Filter the entries down to the lines holding "files", then copy those lines.

■ DATA FOR ANALYSIS:
___

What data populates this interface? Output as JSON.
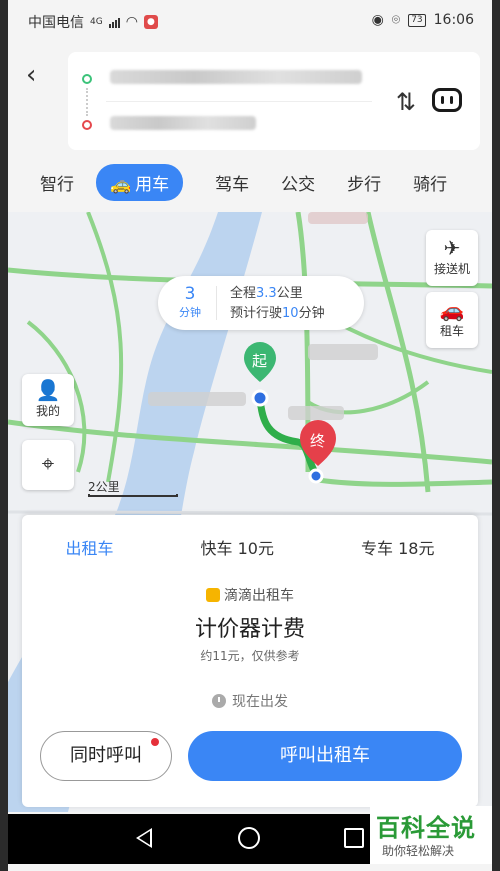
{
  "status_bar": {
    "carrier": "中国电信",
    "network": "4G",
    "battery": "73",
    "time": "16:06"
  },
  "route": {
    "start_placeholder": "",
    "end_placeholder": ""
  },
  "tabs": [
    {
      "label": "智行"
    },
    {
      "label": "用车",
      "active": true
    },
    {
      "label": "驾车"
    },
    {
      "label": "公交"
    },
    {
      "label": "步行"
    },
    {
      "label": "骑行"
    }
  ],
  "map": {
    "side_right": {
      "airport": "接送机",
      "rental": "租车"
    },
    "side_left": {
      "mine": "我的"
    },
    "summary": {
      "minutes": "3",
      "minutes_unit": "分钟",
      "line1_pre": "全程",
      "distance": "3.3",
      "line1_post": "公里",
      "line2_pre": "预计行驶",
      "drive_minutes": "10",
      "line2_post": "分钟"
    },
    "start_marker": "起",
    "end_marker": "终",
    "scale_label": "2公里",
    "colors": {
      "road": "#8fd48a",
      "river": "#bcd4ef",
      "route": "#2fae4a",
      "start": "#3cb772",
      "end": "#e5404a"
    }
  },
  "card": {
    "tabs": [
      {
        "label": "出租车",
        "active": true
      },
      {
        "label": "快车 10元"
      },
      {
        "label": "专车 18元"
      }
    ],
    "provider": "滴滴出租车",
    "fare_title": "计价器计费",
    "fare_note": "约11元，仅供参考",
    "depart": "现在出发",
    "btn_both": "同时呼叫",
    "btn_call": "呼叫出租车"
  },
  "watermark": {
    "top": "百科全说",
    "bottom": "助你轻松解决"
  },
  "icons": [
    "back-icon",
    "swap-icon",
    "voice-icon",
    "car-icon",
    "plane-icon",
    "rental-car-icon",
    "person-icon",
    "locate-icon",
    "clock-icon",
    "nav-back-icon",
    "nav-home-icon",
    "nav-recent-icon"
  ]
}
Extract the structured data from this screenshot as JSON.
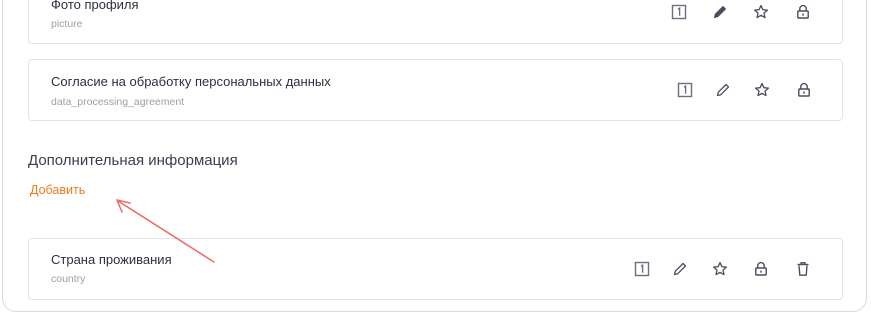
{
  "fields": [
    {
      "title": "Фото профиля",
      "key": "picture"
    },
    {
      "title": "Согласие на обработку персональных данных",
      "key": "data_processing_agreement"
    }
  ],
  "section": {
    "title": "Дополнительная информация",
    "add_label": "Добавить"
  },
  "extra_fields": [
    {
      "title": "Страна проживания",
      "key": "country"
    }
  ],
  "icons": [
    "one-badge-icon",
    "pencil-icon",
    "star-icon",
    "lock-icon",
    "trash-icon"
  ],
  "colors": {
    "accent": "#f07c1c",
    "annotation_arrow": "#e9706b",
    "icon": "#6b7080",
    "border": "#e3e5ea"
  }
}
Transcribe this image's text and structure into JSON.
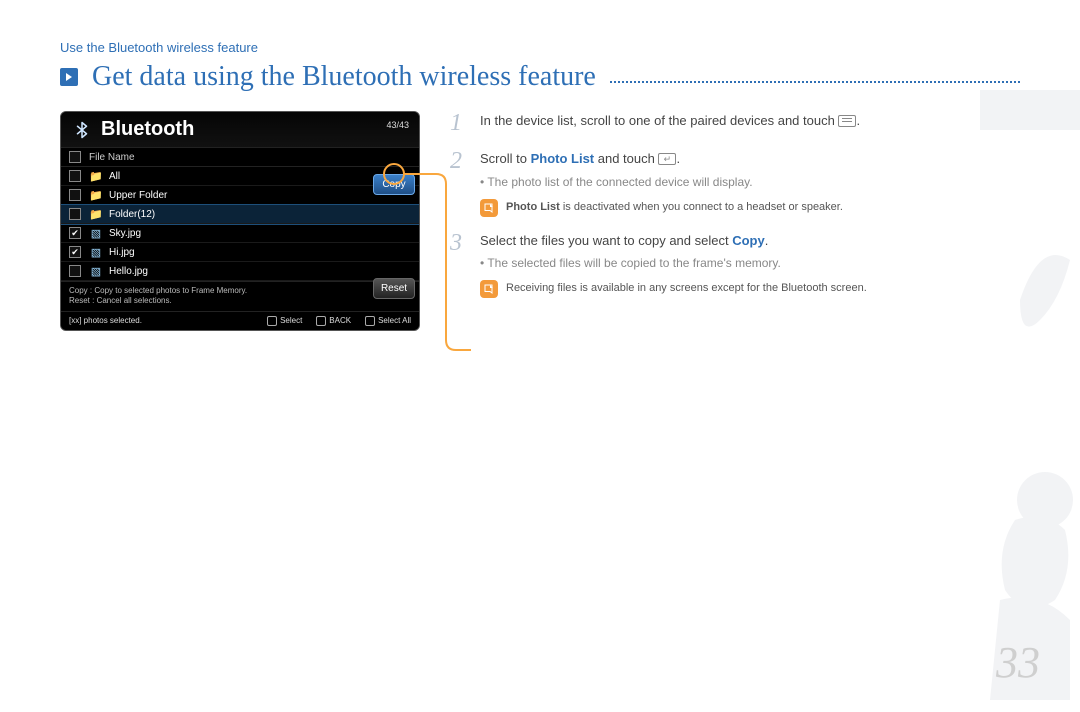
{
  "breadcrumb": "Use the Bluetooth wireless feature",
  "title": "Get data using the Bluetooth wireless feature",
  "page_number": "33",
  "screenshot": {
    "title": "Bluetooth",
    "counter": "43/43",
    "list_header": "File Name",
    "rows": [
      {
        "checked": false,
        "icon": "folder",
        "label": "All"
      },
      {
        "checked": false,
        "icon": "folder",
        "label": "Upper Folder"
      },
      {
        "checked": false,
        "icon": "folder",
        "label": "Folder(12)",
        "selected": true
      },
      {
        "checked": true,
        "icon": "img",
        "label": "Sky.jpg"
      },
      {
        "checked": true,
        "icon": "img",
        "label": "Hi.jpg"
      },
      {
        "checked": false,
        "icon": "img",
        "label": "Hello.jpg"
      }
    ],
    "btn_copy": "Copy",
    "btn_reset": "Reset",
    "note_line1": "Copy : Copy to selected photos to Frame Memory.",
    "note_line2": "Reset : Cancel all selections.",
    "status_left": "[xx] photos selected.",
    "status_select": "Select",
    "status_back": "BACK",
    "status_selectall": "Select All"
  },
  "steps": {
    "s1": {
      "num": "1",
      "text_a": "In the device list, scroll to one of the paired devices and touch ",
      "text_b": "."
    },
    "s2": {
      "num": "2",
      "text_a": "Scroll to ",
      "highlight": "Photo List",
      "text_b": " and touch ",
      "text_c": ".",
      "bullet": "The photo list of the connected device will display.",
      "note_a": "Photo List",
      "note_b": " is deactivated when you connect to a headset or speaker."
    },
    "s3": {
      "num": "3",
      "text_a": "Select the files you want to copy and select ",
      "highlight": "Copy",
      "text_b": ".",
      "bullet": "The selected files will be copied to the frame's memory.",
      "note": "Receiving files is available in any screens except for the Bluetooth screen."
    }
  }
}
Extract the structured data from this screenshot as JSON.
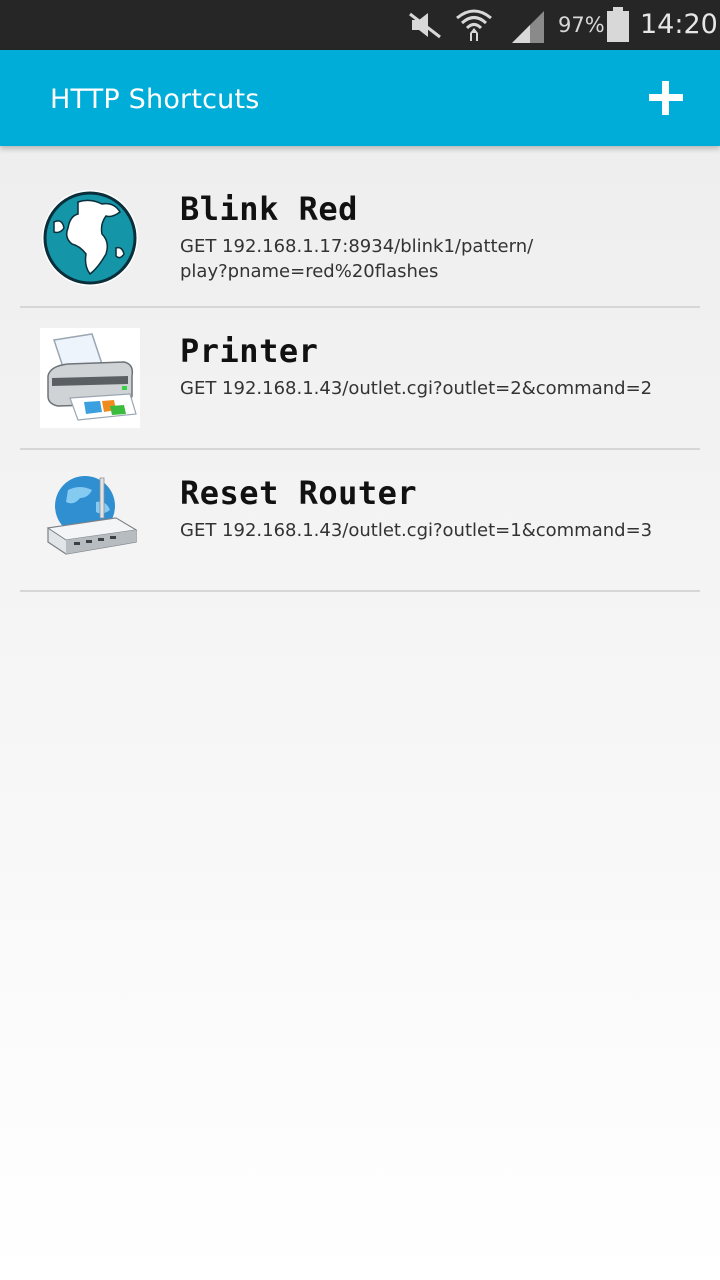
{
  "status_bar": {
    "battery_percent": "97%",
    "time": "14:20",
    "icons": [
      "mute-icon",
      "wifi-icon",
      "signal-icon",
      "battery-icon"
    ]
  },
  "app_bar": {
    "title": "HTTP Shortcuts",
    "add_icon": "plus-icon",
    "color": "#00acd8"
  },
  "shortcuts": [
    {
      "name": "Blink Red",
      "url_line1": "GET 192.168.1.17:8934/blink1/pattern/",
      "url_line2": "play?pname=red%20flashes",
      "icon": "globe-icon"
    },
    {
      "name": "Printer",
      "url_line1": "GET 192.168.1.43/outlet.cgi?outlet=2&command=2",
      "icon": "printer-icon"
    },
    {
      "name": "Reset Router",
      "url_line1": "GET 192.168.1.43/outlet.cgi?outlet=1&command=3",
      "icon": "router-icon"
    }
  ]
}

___

■ EXERCISE RESULT:
      "text_a": "Select the files you want to copy and select ",
      "bullet": "The selected files will be copied to the frame's memory.",
      "note": "Receiving files is available in any screens except for the Bluetooth screen."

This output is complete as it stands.